Remember when everyone thought growth stocks were dead and value stocks were hot? That was just over a week ago. It was also when the market reached its short-term overbought reading.
My Overbought/Oversold Oscillator is based on breadth. When breadth is strong it rises, when it is weak it goes down. But it's not really that simple. Value stocks had gotten ahead of themselves to the point that everyone thought growth stocks would simply roll over and die. Take a look at the ratio of the iShares Russell 2000 Value exchange-traded fund (IWN) vs. the iShares Russell 2000 Growth ETF (IWO) . That peak last week is the day we got overbought.
This ratio needs to turn up again. Why? Because when it is heading up, breadth is good. Breadth has not been that great in the last week, since we got overbought. It has been quite lackluster and Wednesday was no different. The S&P 500 rallied 10 points and the net breadth on the New York Stock Exchange was plus 175, while Nasdaq was negative.

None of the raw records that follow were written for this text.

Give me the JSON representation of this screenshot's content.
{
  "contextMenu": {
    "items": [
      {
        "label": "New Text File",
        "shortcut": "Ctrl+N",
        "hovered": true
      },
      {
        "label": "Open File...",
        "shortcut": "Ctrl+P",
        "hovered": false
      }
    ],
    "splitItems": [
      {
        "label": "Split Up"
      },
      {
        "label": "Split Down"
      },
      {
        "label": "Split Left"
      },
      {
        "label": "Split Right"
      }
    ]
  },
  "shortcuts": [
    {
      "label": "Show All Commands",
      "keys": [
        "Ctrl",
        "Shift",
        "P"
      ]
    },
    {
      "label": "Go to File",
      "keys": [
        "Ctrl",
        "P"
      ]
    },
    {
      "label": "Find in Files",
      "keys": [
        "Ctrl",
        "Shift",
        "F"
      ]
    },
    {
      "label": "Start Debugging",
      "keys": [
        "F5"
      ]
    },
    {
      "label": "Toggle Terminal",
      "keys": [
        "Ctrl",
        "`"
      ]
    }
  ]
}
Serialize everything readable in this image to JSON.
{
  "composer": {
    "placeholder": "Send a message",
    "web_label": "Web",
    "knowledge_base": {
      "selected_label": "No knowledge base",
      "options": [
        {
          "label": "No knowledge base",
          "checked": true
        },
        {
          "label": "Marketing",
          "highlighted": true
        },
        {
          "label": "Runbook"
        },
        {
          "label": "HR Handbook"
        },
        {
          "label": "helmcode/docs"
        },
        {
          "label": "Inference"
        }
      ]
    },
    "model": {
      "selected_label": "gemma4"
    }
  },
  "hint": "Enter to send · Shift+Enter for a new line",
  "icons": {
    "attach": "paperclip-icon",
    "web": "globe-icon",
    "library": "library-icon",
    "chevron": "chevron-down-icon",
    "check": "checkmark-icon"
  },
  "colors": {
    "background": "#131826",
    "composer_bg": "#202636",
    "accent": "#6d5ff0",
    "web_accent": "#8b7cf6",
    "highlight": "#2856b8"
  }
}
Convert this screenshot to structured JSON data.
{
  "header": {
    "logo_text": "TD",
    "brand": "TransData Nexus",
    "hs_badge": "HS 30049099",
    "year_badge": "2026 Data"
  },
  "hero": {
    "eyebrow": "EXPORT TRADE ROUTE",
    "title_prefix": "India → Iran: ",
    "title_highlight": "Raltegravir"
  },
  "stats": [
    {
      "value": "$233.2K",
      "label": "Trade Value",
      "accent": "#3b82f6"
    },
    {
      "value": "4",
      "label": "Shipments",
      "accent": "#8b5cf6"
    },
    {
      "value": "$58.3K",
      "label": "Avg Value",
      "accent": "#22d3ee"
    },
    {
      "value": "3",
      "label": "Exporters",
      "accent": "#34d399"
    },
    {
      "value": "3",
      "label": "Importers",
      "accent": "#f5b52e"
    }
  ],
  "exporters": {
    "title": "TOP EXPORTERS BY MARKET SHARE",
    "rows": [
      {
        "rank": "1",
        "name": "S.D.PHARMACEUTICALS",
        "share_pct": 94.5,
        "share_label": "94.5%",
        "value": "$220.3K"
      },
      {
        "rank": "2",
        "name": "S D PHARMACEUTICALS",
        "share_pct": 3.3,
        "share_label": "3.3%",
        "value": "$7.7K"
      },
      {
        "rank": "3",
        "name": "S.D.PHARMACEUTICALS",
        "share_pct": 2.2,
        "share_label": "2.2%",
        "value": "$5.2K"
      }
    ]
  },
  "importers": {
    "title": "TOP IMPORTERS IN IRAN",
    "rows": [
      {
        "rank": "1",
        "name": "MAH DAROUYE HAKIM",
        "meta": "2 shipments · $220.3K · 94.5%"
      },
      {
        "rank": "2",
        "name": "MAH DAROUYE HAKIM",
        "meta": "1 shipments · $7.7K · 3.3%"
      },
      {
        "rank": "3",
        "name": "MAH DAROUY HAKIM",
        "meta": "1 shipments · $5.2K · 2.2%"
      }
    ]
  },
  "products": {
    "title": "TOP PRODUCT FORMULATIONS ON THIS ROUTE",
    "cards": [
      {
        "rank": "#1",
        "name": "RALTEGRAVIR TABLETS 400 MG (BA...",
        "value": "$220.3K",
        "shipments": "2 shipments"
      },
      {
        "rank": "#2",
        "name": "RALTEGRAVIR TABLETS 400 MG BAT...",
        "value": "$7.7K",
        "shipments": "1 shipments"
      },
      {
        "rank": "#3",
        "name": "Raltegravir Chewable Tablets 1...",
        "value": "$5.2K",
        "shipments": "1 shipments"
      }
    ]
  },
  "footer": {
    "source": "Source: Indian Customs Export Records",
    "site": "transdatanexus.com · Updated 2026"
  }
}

Why must breadth, and by extension, value stocks, start rallying again? Because while breadth is still moving up, it has lost a great deal of momentum. The McClellan Summation Index now needs only a net differential of negative 600 advancers minus decliners to halt its rise. As long as this indicator is rising the majority of stocks are rising, but if it rolls over, then the majority of stocks roll over.
You see, indicator-wise, we're starting to see some signs of divergences. For example the number of stocks making new highs has tailed off. We are a far cry from last summer's high-water mark, but so far we can't even get over last week's high.
Tuesday we looked at the number of stocks making new lows on the New York Stock Exchange plotted on a 10-day moving average. We saw it flatten out. Wednesday we see that Nasdaq's is attempting to turn upward.
When it comes to sentiment, the 10-day moving average of the put/call ratio is still falling and hasn't gotten nearly as extreme as it did in the spring or summer, but it is no longer telling us there is fear in the market. I'd call it complacency.
The CNN Fear and Greed Index, which I prefer as a guide to show fear rather than greed (when it is under 20 it is a good time to be looking for longs), closed the day at 76. This is the highest reading since last spring.
The Daily Sentiment Index (DSI) for the S&P and Nasdaq sits at 80. That's complacency. Over 90 is giddy.
The DSI for the Volatility Index is back to 17. Under 10, and there's too much giddiness in the market. Under 20 and there's complacency.
So why must value stocks get back on the upside? Because if we continue down this road where those big cap, index moving, growth stocks take over, then it is likely the Summation Index will roll over.
Meisler's next column will appear Nov. 5.